November 22, 2010

Founders Moving On from Social Aggregator Cliqset

Taking on Facebook, Twitter and Google in the fiercely competitive world of social networking and community building is a tremendous challenge that can be practically impossible to overcome, even with superior technology leadership and adherence to federated open standards. Cliqset, the wildly innovative social networking aggregator that was among the first pioneers to adopt Pubsubhubbub for real-time updates, and Salmon for cross-network comment posting, faces a murky future with news today that the company's founders, Darren Bounds and Charlie Cauthen, are going to be leaving the company, following an unsuccessful round of funding.

Despite a number of smart moves to make the site increasingly useful, such as the launch of social search in September, and the addition of Groups and Activity Streams in January, the site struggled to grow a consistent and growing community of users, with a short-lived Turkish invasion drawing a traffic bump and some amusement.

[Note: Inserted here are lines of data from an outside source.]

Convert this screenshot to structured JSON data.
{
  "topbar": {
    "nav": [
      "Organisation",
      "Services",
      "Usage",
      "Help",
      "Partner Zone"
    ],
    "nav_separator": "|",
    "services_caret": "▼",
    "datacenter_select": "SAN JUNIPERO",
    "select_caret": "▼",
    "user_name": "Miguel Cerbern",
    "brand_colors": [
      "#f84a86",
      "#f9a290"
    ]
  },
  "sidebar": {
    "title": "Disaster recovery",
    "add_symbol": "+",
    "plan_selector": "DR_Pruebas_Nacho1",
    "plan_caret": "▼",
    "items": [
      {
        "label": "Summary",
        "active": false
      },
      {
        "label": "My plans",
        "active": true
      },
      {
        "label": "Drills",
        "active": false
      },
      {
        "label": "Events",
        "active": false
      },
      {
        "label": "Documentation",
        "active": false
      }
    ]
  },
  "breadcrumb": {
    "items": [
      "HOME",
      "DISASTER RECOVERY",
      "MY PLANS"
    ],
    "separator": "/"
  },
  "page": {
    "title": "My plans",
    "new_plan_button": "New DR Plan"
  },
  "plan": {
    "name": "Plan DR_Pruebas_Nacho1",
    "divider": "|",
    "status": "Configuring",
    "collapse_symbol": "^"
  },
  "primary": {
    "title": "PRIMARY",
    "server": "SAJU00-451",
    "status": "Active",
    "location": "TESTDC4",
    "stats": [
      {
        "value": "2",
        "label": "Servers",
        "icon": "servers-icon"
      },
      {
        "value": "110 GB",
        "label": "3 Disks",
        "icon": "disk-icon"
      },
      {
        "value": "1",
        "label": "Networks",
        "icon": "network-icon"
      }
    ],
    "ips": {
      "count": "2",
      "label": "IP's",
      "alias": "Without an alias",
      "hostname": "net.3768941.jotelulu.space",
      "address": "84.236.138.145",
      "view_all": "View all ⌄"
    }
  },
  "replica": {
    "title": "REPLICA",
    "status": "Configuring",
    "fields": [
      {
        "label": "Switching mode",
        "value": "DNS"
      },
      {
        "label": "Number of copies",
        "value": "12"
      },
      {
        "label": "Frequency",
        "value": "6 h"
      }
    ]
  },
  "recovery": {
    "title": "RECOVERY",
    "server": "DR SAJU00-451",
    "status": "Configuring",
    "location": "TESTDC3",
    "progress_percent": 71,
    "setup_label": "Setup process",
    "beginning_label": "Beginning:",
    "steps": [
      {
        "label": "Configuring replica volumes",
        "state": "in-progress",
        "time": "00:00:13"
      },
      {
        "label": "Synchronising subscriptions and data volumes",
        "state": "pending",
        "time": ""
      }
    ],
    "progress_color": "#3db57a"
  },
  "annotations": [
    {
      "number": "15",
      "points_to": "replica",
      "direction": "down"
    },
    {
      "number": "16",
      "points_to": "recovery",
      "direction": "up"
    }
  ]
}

Speaking with Darren today, he said that he and Charlie are not moving on to a new project, nor have they sold the company, saying as founders of the company, it didn't seem appropriate to seek out other opportunities while simultaneously growing the site. But there are no regrets about the adherence to cutting-edge open standards with the site, which were ahead of practically any other service on the Web.

"A federated social Web agenda at Cliqset is something we chose to promote," he said. "The open standards aspect is something I believe is still the future. The roadmap to getting there is going to be a little longer than we would have liked. But where these standards can be implemented and improve efficiencies, they deliver real value."

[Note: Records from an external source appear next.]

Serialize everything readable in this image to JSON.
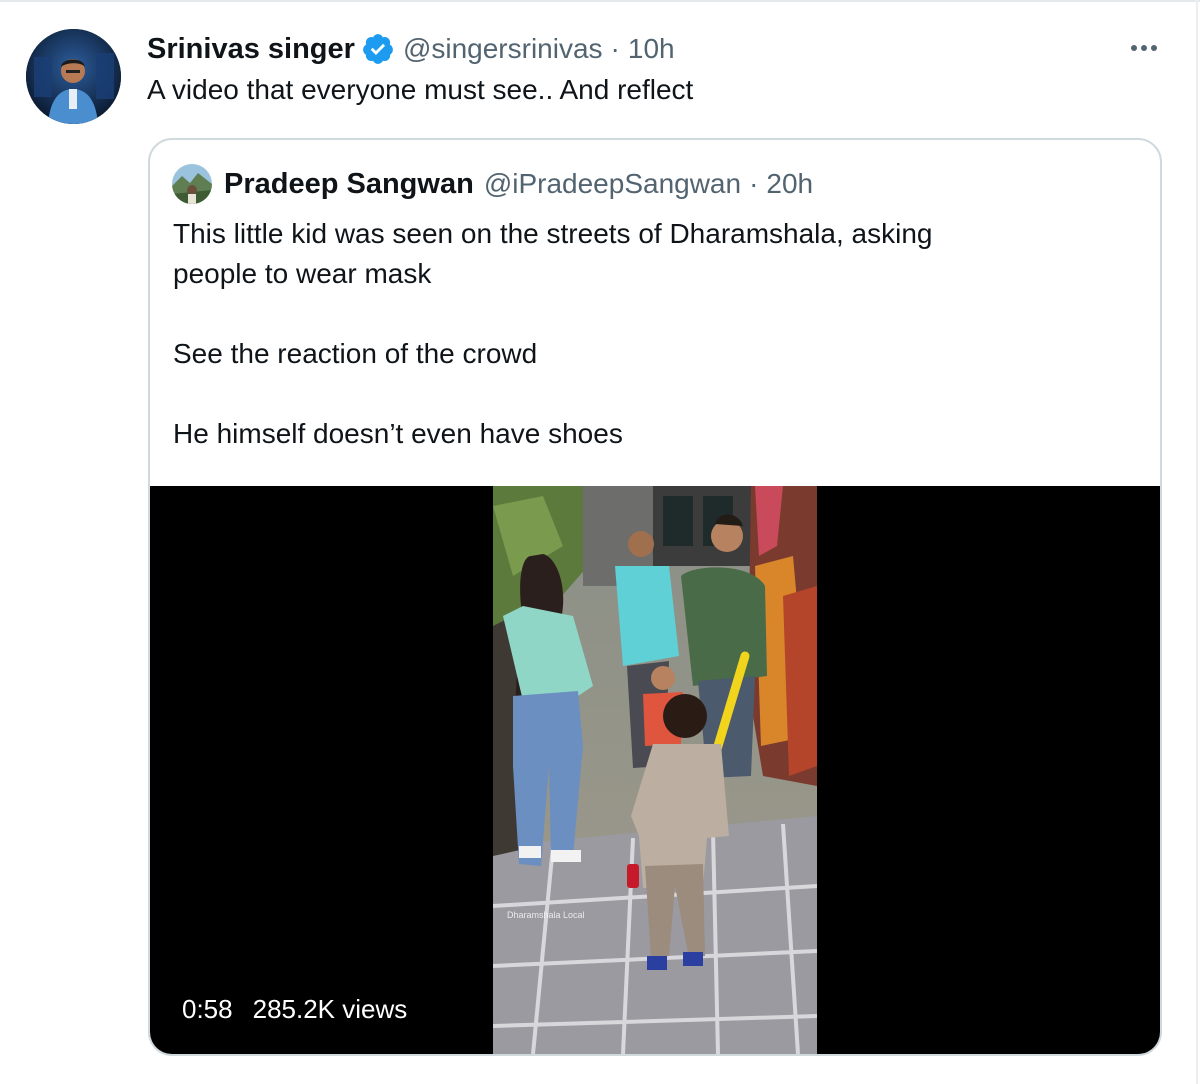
{
  "tweet": {
    "author_name": "Srinivas singer",
    "handle": "@singersrinivas",
    "separator": "·",
    "time": "10h",
    "text": "A video that everyone must see.. And reflect",
    "verified_icon": "verified-badge-icon",
    "more_icon": "more-options-icon"
  },
  "quoted_tweet": {
    "author_name": "Pradeep Sangwan",
    "handle": "@iPradeepSangwan",
    "separator": "·",
    "time": "20h",
    "lines": [
      "This little kid was seen on the streets of Dharamshala, asking",
      "people to wear mask",
      "See the reaction of the crowd",
      "He himself doesn’t even have shoes"
    ],
    "video": {
      "duration": "0:58",
      "views": "285.2K views",
      "watermark": "Dharamshala Local"
    }
  },
  "colors": {
    "text": "#0f1419",
    "secondary": "#536471",
    "verified": "#1d9bf0",
    "border": "#cfd9de"
  }
}
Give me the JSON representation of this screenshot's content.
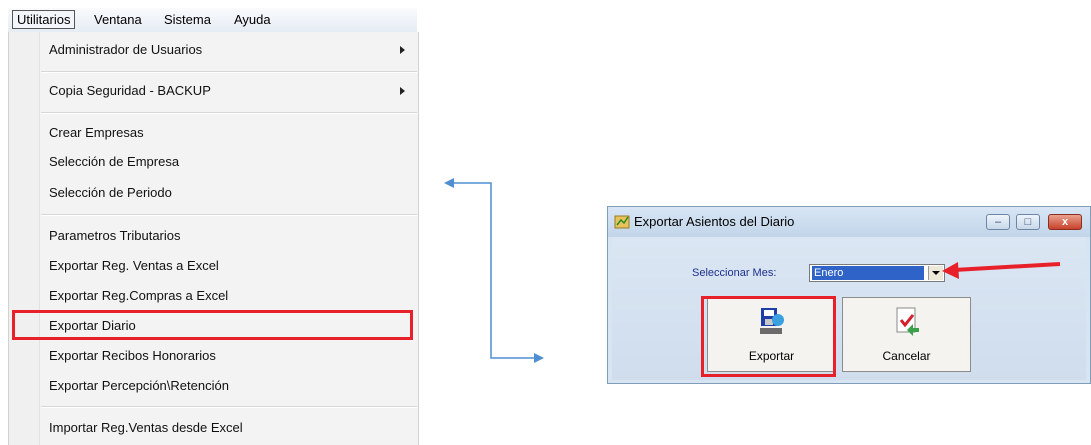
{
  "menubar": {
    "items": [
      "Utilitarios",
      "Ventana",
      "Sistema",
      "Ayuda"
    ]
  },
  "menu": {
    "items": [
      {
        "label": "Administrador de Usuarios",
        "submenu": true
      },
      {
        "label": "Copia Seguridad - BACKUP",
        "submenu": true
      },
      {
        "label": "Crear Empresas"
      },
      {
        "label": "Selección de Empresa"
      },
      {
        "label": "Selección de Periodo"
      },
      {
        "label": "Parametros Tributarios"
      },
      {
        "label": "Exportar Reg. Ventas a Excel"
      },
      {
        "label": "Exportar Reg.Compras a Excel"
      },
      {
        "label": "Exportar Diario",
        "highlighted": true
      },
      {
        "label": "Exportar Recibos Honorarios"
      },
      {
        "label": "Exportar Percepción\\Retención"
      },
      {
        "label": "Importar Reg.Ventas desde Excel"
      }
    ]
  },
  "dialog": {
    "title": "Exportar Asientos del Diario",
    "mes_label": "Seleccionar Mes:",
    "mes_value": "Enero",
    "export_label": "Exportar",
    "cancel_label": "Cancelar",
    "window_buttons": [
      "minimize",
      "maximize",
      "close"
    ]
  },
  "colors": {
    "highlight_red": "#e8202a",
    "connector_blue": "#4f8fd1",
    "dialog_bg": "#d7e4f2"
  },
  "icons": [
    "chevron-right-icon",
    "export-icon",
    "cancel-icon",
    "app-icon"
  ]
}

As I wrote a year ago in a post on the 3 social pillars needed for any successful network, one needs to find leading technology, community and relevancy to make a site a must-visit each day. For Cliqset, their technology was never in question, but scrapping for users was a challenge that didn't find a great deal of traction. Darren agreed.

"In order to build a community, you need massive differentiation today," he said. "It's fairly obvious in hindsight. Projects I would be working on in the future would be leveraging the existing social graph, and the need for success wouldn't be contingent on relationships and community within itself. In no means do I think Facebook is impenetrable and somebody can't build something to compete with it, but it's not an easy task."

There are no plans to shut down immediately, as the company's investors have opted to keep it up and running, despite a lack of engineering and operational support. In the event the service were to be acquired, Charlie and Darren could theoretically be pulled back in, but that scenario is unlikely. As I have been saying for a year aggregation is great in theory, but sites like FriendFeed, Cliqset and Arktan haven't been able to find a unique voice that makes people go their way instead of the original sources of content - Twitter and Facebook. I am eager to learn about the team's next move - they're very sharp and were focused on pushing open standards forward. In an ideal world, their work will not have been in vain.